At UF, he introduced seminars on Lyotard, Deleuze, Foucault, and Agamben, on Film History and Historiography, and on Techne, Technique, and Technology. He also taught graduate and undergraduate courses in video production and undergraduate courses in documentary film, avant-garde film, and Asian film, as well as other courses in film history and theory. He designed and taught an experimental undergraduate course called “Post-History and Visual Culture” to consider the representation of networked histories in a postmodern and postcolonial context through visual media.
Professor Nygren was Chair of the Faculty Senate, a member of the Board of Trustees in 2011–12, and a member of the Presidential Search Committee in fall 2012. He was also past Chair of the Senate Policy Council on Research and Scholarship, of the Senate Policy Council on Academic Infrastructure, and of the CLAS International Committee. He taught in Florence, Italy, coordinated UF programs at Aix-en-Provence and the Paris Research Center in France, and taught at Sichuan University in Chengdu, Sichuan, China.
James Paxson was our friend and colleague from 1995 to 2011. At the time of his death he was Associate Professor of English.

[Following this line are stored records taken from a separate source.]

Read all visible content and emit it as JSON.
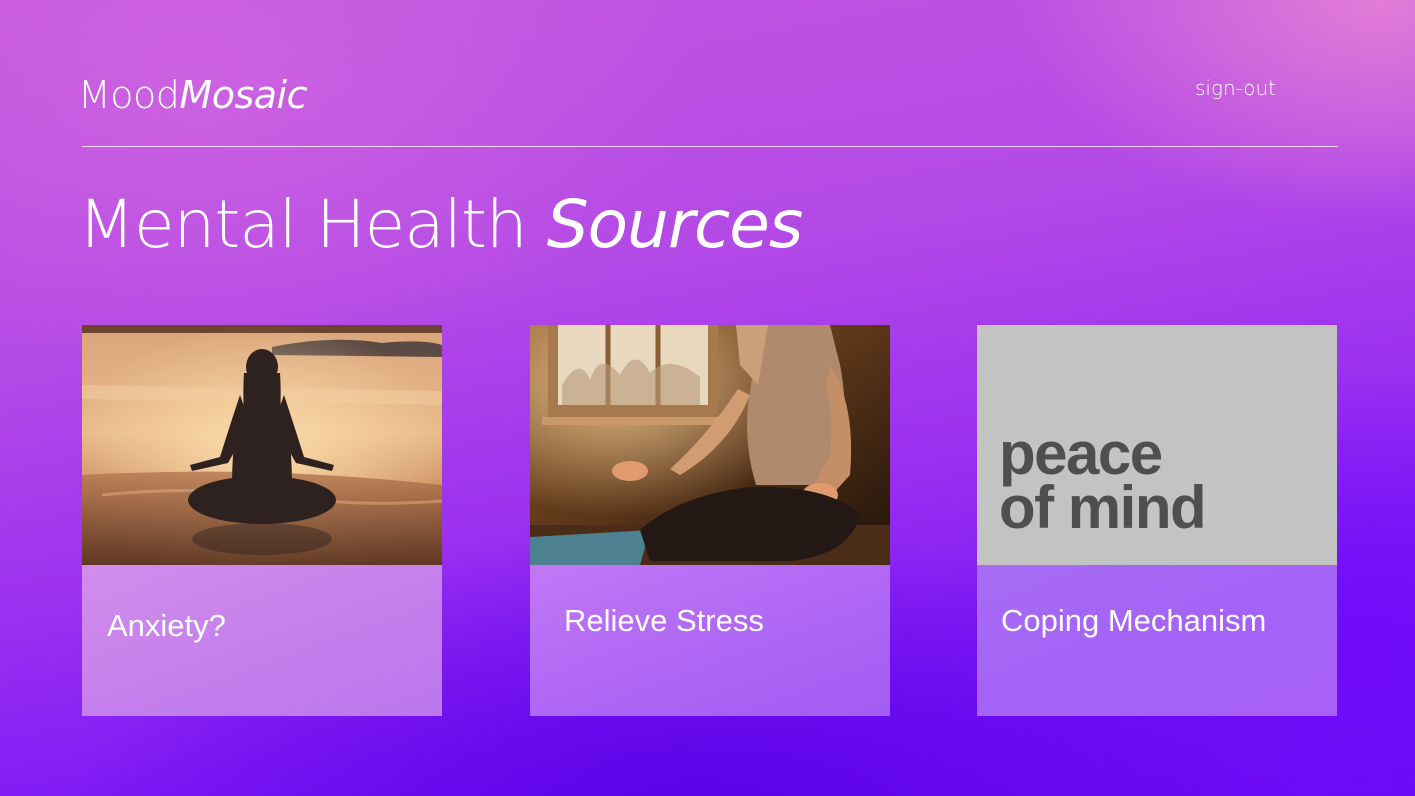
{
  "header": {
    "brand_part1": "Mood",
    "brand_part2": "Mosaic",
    "signout_label": "sign-out"
  },
  "page": {
    "title_part1": "Mental Health",
    "title_part2": "Sources"
  },
  "cards": [
    {
      "label": "Anxiety?",
      "image": "meditation-beach-sunset-photo"
    },
    {
      "label": "Relieve Stress",
      "image": "meditation-window-room-photo"
    },
    {
      "label": "Coping Mechanism",
      "image": "peace-of-mind-poster",
      "poster_line1": "peace",
      "poster_line2": "of mind"
    }
  ],
  "colors": {
    "background_top": "#c456df",
    "background_bottom": "#6a0af5",
    "text": "#ffffff",
    "poster_background": "#c3c3c3",
    "poster_text": "#4f4f4f"
  }
}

Jim was born on Long Island, NY, and earned his MA from the University of Toronto and his PhD from the State University of New York at Stony Brook. He taught at Iona College in New York before joining the UF faculty. He taught courses in medieval literature and literary theory. He also taught and conducted research in literature and science, serving in addition as organizing co-chair of the 1998 annual conference for the Society for Literature and Science. He was a beloved teacher and mentor, and in 2001, he was named CLAS Teacher of the Year.
Professor Paxson’s main research interests included theory of allegory and narrative, and he published in Studies in Iconography, Mediaevalia, the minnesota review, Symploke, Criticism, Rhetorica, The Yearbook of Langland Studies, Configurations, and Studies in the Age of Chaucer. He was the author of The Poetics of Personification (Cambridge, 1994). He also co-edited two collections, Desiring Discourse: The Literature of Love, Ovid Through Chaucer(Susquehanna/AUP, 1998) and The Performance of Middle English Culture: Essays on Chaucer and the Drama in Honor of Martin Stevens (Boydell & Brewer, 1998). In later years his most influential work was in the study of the great 14th-century English poem Piers Plowman.
Professor Paxson was also Associate Editor of the distinguished journal Exemplaria: A Journal of Theory in Medieval and Renaissance Studies.
Dr. John Seelye
John Seelye was Graduate Research Professor of American Literature at UF. Before moving to Gainesville in 1984, he was Distinguished Alumni Service Professor at the University of North Carolina, Chapel Hill, and had also taught at the University of Connecticut and the University of California, Berkeley. Seelye received his BA from Wesleyan in 1953 and his PhD from the Claremont Graduate School in 1961.
Professor Seelye’s published work includes scholarship, criticism, and fiction, among which are Melville: The Ironic Diagram (Northwestern, 1970), The True Adventures of Huckleberry Finn(Northwestern 1970), The Kid (Viking, 1972), Prophetic Waters: The River in Early American Life and Literature (Oxford, 1900), and Beautiful Machine: Rivers and the Republican Plan, 1755–1825(Oxford, 1991).
Professor Seelye received a Guggenheim and two NEH Fellowships for his work on the river in American culture. During 1985–86 he was in residence at the American Antiquarian Society as an NEH Fellow. Seelye was a Phi Beta Kappa Visiting Professor and from 1979 to 2006 was the general editor of the Penguin American Library.